• [Problem details]:
Read the lines below, and copy any that contain the string "icon".

Dataset rows describing interfaces
====================
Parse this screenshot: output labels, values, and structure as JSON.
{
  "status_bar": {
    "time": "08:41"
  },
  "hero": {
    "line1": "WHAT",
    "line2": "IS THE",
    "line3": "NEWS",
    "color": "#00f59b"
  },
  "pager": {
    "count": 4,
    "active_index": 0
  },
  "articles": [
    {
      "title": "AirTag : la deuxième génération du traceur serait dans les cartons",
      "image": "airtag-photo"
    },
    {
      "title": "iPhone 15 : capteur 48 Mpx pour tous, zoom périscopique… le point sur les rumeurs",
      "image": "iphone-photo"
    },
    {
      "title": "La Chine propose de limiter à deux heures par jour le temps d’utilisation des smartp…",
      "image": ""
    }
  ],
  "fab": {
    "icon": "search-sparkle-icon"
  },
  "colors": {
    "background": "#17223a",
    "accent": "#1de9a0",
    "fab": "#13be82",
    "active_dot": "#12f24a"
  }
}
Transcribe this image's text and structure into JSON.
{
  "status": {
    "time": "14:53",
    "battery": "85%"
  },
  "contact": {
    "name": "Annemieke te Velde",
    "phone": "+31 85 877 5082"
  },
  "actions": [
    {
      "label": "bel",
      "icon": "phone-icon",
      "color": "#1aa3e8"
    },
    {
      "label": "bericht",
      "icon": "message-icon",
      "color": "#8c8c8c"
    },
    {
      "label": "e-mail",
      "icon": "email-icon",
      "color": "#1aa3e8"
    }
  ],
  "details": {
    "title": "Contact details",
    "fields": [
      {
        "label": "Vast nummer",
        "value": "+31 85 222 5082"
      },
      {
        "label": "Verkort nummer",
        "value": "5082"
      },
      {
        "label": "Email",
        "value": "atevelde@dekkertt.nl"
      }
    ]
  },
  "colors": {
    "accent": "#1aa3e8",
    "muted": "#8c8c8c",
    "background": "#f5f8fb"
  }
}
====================
• [Solution to the problem]:
    "icon": "search-sparkle-icon"
      "icon": "phone-icon",
      "icon": "message-icon",
      "icon": "email-icon",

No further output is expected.